Some years ago I sang with the Patriarch's choir in the Cathedral of the Orthodox Church in Jugoslavia. After the Saturday evening service the old gentlemen from the choir went down to an austere room with a locked cupboard. They ceremoniously opened the cupboard and took out a bottle of peasant brandy. Each of us got about half an ounce in a small glass. We quietly stood and sipped the best illegal liquor in Serbia.
Fermentation of a fruit, grain, or vegetable mash yields a certain natural alcohol content. A beer might go to six percent. A wine might go to twelve. To get anything stronger, you have to find a way to remove water from the natural ferment.
Medieval Europe discovered distillation in the 1100s. When you boil a ferment, the vapor is richer in alcohol than the liquid. You condense that vapor and get a stronger liquor than you started with. Boil that liquid and condense it, and you'll have a even more potent brew.
Thus whiskies and brandies entered Western Europe in the High Middle Ages. That Jugoslav brandy was called rakija, and it was made the same way those medieval brandies were.
When the Chinese learned about European distillation, they called brandy "burnt wine." That sounds very Chinese until we discover that the word "brandy" comes from the Dutch. They called it brandewijn, which means precisely the same thing -- burnt wine.

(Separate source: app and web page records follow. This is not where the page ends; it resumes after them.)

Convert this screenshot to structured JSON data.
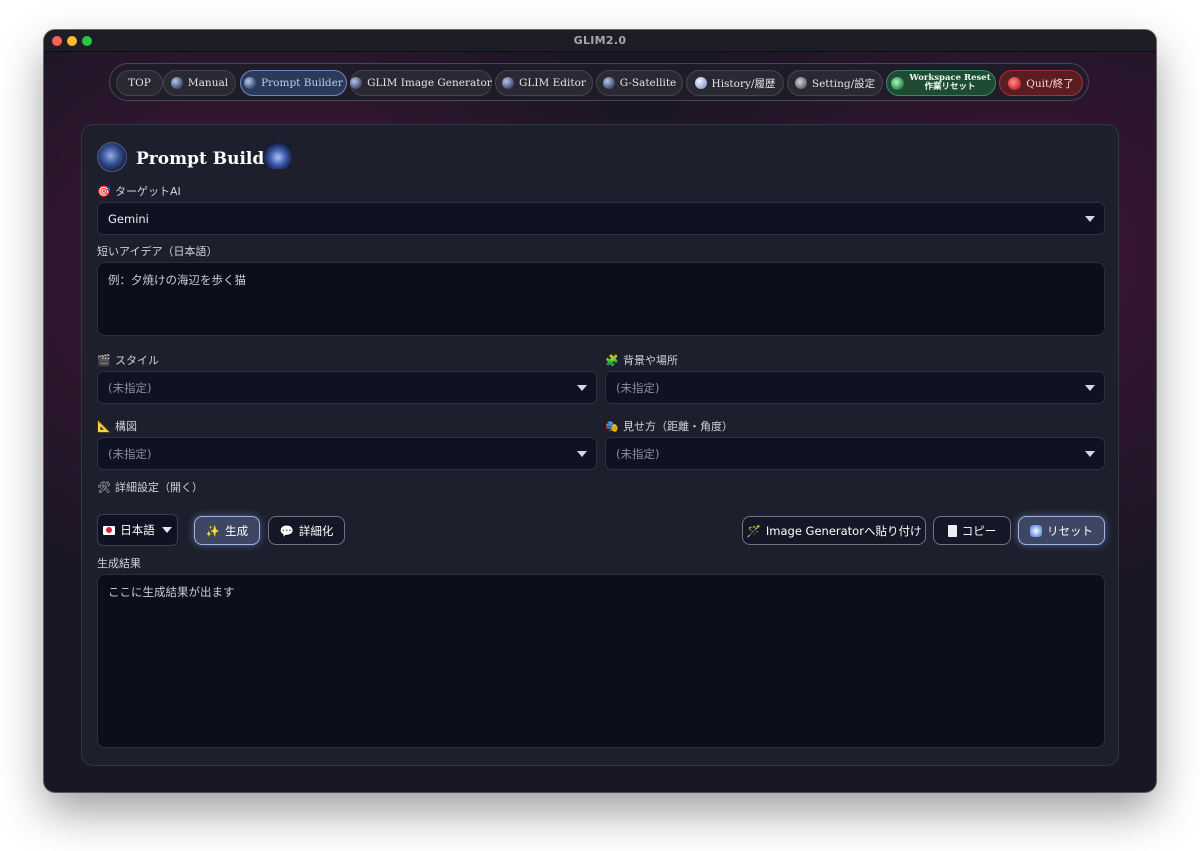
{
  "window": {
    "title": "GLIM2.0"
  },
  "nav": {
    "items": [
      {
        "label": "TOP",
        "icon": ""
      },
      {
        "label": "Manual",
        "icon": "manual-icon"
      },
      {
        "label": "Prompt Builder",
        "icon": "prompt-builder-icon"
      },
      {
        "label": "GLIM Image Generator",
        "icon": "image-generator-icon"
      },
      {
        "label": "GLIM Editor",
        "icon": "editor-icon"
      },
      {
        "label": "G-Satellite",
        "icon": "satellite-icon"
      },
      {
        "label": "History/履歴",
        "icon": "history-icon"
      },
      {
        "label": "Setting/設定",
        "icon": "gear-icon"
      },
      {
        "label_line1": "Workspace Reset",
        "label_line2": "作業リセット",
        "icon": "workspace-reset-icon"
      },
      {
        "label": "Quit/終了",
        "icon": "quit-icon"
      }
    ],
    "active_index": 2
  },
  "panel": {
    "title": "Prompt Builder",
    "target_ai": {
      "label": "ターゲットAI",
      "value": "Gemini",
      "emoji": "🎯"
    },
    "idea": {
      "label": "短いアイデア（日本語）",
      "placeholder": "例：夕焼けの海辺を歩く猫"
    },
    "style": {
      "label": "スタイル",
      "value": "(未指定)",
      "emoji": "🎬"
    },
    "background": {
      "label": "背景や場所",
      "value": "(未指定)",
      "emoji": "🧩"
    },
    "composition": {
      "label": "構図",
      "value": "(未指定)",
      "emoji": "📐"
    },
    "view": {
      "label": "見せ方（距離・角度）",
      "value": "(未指定)",
      "emoji": "🎭"
    },
    "details": {
      "label": "詳細設定（開く）",
      "emoji": "🛠"
    },
    "buttons": {
      "language": "日本語",
      "generate": "生成",
      "generate_emoji": "✨",
      "detail": "詳細化",
      "detail_emoji": "💬",
      "paste": "Image Generatorへ貼り付け",
      "paste_emoji": "🪄",
      "copy": "コピー",
      "reset": "リセット"
    },
    "result": {
      "label": "生成結果",
      "placeholder": "ここに生成結果が出ます"
    }
  }
}
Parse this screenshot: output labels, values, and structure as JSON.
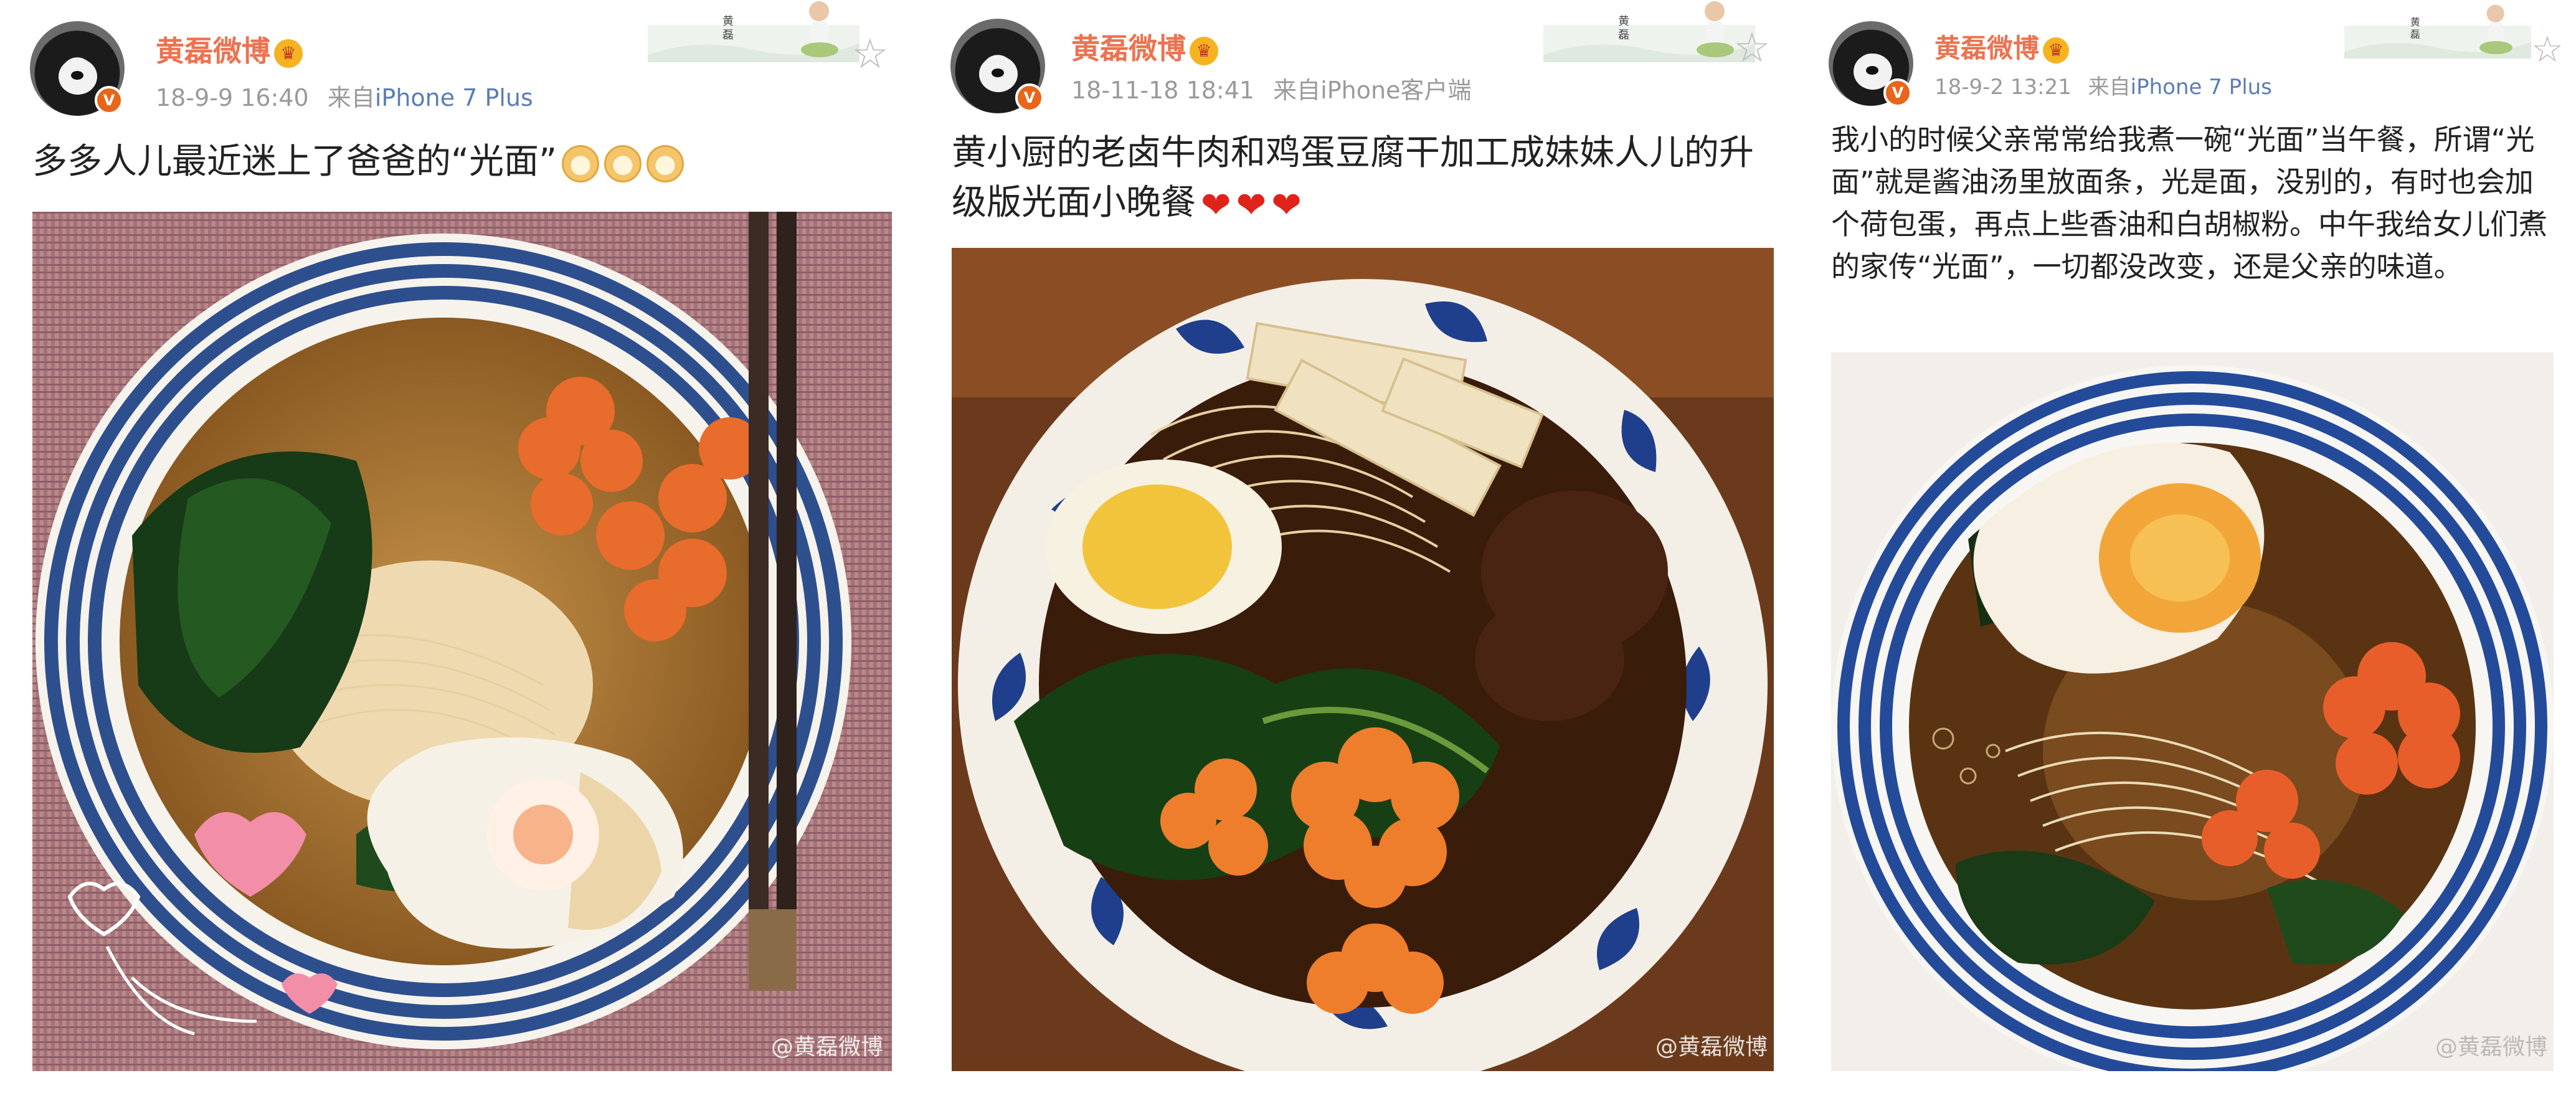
{
  "posts": [
    {
      "user": "黄磊微博",
      "date": "18-9-9 16:40",
      "from": "来自",
      "source": "iPhone 7 Plus",
      "text": "多多人儿最近迷上了爸爸的“光面”",
      "emoji": [
        "doge-emoji",
        "doge-emoji",
        "doge-emoji"
      ],
      "watermark": "@黄磊微博",
      "badge": "V"
    },
    {
      "user": "黄磊微博",
      "date": "18-11-18 18:41",
      "from": "来自",
      "source": "iPhone客户端",
      "text": "黄小厨的老卤牛肉和鸡蛋豆腐干加工成妹妹人儿的升级版光面小晚餐",
      "emoji": [
        "heart-emoji",
        "heart-emoji",
        "heart-emoji"
      ],
      "watermark": "@黄磊微博",
      "badge": "V"
    },
    {
      "user": "黄磊微博",
      "date": "18-9-2 13:21",
      "from": "来自",
      "source": "iPhone 7 Plus",
      "text": "我小的时候父亲常常给我煮一碗“光面”当午餐，所谓“光面”就是酱油汤里放面条，光是面，没别的，有时也会加个荷包蛋，再点上些香油和白胡椒粉。中午我给女儿们煮的家传“光面”，一切都没改变，还是父亲的味道。",
      "watermark": "@黄磊微博",
      "badge": "V"
    }
  ],
  "colors": {
    "username": "#eb7350",
    "meta": "#9a9a9a",
    "source_link": "#5b7db6",
    "badge": "#e8651a"
  },
  "icons": {
    "favorite": "star-outline-icon",
    "verified": "verified-badge-icon",
    "member": "crown-icon"
  }
}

The Chinese had been making home brew themselves -- for well over a millennium -- when they learned about distillation. But they made it in a strikingly different way. Nomads in Western China suffered the bitter winters of Eastern Siberia. They found that when their wine froze, water separated out as ice. That left behind a brandy whose strength depended on just how cold the winter was. They called that brandy "frozen-out wine."
Distillation can produce stronger liquors than freezing, so the Chinese readily adopted it. But by then they'd been making hard liquor far longer than Europeans had. The crime of bootlegging was also an old Chinese invention. It came into being even before brandy. About the time of Christ, the emperor Wang Mang nationalized wine and beer-making. Widespread bootlegging rose up immediately despite a death penalty.
West and East -- fire and ice. The freeze separation of alcohol wasn't mentioned in Europe until the alchemist Paracelsus astonished people with the idea in 1570. Today, we use all those separation methods in a dizzying variety of process industries. But we're also realizing that we do better when we ease off on distilled liquors in favor of natural ferments.
I'm John Lienhard, at the University of Houston, where we're interested in the way inventive minds work.
Temple, R., The Genius of China. New York: Simon & Schuster, 1986, pp. 101-103.